Stop Calling Kids "Child Prostitutes"

"This picture was taken around the time of my 17th birthday. What it does not tell you is that from the ages of 10 to 17, I was sexually exploited throughout the western United States, charged with solicitation and prostitution, and jailed as if I was a criminal.

I was not a child prostitute or child sex worker. I was a victim and survivor of child rape. And so are the other kids out there now who are being bought and sold for sex. They are victims and survivors of child rape."

​​​​​​-Withelma "T" Ortiz Walker Pettigrew

Here, across the U.S., we have child sex slave markets that are not unlike what exists in Cambodia, the Philippines, and India. Girls are sold to the very same types of men, and they are tortured in almost identical ways if they attempt to leave. Yet these girls, the girls from Southeast D.C. or South Central L.A., are seen as the "ho," the "bad girl"--the "child prostitute."

When the media reports on this issue of child sex trafficking in the U.S., the victims are often described as "child prostitutes," "child sex workers" or even "teen hookers." According to research by the Human Rights Project for Girls and The Raben Group, there have been more than 5,000 instances in the past five years when reporters for print, wire, and online outlets have used the phrase "child prostitute" or other variations on the phrase.

The term "child prostitutes" is dangerous and harmful because it conveys that trafficked and exploited children have choice and agency, and that they are criminals. But, in truth, these kids have been denied choice and agency. They have been coerced or manipulated into selling their bodies, and they have been subject to what is commercial serial rape, as minors. The term "child prostitute" makes the abuse trafficked children have suffered somehow different from other forms of rape or sexual abuse of minors, when in reality that is not the case.

But, It is not just about language. It is abut the law too, and how abused and trafficked girls are wrongly criminalized.

Over 1,000 children every year are arrested for prostitution. Many of them are even of legal age to consent to sex, let alone commercial sex. Moreover, Congress made clear in The Trafficking Victims Protection Act, that children are not "prostitutes." Federal law clearly states that any individual under the age of 18 who is induced to perform a commercial sex act in exchange for anything of value is, by definition, a victim of sex trafficking--not a prostitute.

At the state and local levels, however, trafficked children are not contemplated as victims. Instead the girls, many of them between the ages of 12 and 14, are arrested, detained, and prosecuted.
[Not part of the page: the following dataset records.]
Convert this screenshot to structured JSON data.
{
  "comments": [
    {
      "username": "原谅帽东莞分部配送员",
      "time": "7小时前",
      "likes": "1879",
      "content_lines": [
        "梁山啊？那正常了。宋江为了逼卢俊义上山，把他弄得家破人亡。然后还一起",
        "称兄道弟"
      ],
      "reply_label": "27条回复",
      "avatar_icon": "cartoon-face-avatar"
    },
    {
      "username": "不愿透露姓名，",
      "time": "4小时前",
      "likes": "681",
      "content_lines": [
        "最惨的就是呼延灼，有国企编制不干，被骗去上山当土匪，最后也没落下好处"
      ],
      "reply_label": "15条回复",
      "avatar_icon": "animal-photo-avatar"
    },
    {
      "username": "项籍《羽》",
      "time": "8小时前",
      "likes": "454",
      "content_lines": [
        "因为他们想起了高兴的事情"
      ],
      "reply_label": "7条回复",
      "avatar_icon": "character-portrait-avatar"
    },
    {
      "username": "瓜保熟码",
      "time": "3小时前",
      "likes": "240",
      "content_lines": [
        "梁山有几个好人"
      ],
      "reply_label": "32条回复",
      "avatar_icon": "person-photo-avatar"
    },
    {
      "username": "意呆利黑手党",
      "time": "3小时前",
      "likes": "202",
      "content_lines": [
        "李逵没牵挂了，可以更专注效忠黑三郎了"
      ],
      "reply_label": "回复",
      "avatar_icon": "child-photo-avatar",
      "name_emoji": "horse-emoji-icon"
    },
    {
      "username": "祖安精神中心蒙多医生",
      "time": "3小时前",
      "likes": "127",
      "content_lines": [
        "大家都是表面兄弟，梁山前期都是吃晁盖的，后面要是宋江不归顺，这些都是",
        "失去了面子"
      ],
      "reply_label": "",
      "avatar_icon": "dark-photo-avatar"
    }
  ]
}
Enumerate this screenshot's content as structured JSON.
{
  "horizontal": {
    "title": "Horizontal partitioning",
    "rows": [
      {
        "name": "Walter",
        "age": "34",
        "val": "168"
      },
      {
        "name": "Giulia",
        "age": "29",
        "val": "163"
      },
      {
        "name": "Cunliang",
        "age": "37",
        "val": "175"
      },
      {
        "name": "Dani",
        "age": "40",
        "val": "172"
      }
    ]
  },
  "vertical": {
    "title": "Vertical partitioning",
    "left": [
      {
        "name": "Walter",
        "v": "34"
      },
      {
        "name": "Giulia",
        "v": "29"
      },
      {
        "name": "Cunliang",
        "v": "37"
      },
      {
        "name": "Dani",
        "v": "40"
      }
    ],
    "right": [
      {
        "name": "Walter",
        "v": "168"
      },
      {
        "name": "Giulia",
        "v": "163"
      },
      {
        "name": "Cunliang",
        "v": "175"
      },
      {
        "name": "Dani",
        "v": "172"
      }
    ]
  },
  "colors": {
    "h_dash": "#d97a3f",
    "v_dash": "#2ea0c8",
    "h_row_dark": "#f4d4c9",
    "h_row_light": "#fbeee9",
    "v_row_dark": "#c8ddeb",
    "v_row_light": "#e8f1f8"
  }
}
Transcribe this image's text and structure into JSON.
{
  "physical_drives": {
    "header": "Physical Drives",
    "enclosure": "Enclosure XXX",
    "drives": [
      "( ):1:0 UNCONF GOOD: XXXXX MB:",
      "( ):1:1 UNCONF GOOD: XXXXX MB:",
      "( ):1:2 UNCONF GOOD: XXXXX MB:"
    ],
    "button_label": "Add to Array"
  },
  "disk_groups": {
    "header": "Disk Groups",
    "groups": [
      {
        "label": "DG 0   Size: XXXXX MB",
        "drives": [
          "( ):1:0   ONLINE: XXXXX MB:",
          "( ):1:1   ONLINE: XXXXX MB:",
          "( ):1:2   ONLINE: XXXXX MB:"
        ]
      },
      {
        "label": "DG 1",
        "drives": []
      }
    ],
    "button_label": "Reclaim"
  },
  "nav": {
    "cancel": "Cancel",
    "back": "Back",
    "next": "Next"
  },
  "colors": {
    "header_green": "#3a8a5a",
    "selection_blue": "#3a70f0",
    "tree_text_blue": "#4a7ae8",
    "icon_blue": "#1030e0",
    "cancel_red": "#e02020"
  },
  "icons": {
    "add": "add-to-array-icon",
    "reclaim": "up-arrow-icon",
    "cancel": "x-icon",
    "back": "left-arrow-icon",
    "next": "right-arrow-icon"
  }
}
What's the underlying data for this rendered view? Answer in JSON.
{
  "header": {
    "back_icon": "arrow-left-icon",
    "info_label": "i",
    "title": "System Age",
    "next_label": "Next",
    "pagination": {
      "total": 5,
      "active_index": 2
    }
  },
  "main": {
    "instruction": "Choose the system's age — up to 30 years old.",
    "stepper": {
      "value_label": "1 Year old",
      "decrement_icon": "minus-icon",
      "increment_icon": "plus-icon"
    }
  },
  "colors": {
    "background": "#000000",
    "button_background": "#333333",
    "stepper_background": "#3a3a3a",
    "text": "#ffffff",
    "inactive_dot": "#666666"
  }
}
We must, in language and law, eradicate the notion of a "child prostitute."

That is why the Human Rights Project for Girls has started the No Such Thing campaign--that there is no such thing as a "child prostitute." There are only victims and survivors of child rape. And they deserve all the legal protections, supports, and services afforded to other child victims of abuse.

On this day, the 153rd anniversary of the announcement of the Emancipation Proclamation, let's acknowledge that unfortunately the bodies of certain children and youth--who are disproportionately poor, black and brown--continue to be rendered property. On this anniversary of the Emancipation Proclamation, let's take an easy step towards giving dignity and justice to our kids who are being bought and sold, and insist that they are acknowledged and named as victims and survivors of child rape--and not criminalized. Because how we are named is how we are treated.

Please answer Withelma "T" Ortiz Walker Pettigrew's call to action and sign our petition asking the Associate Press, to stop using the term "child prostitute"--there is, simply put, no such thing.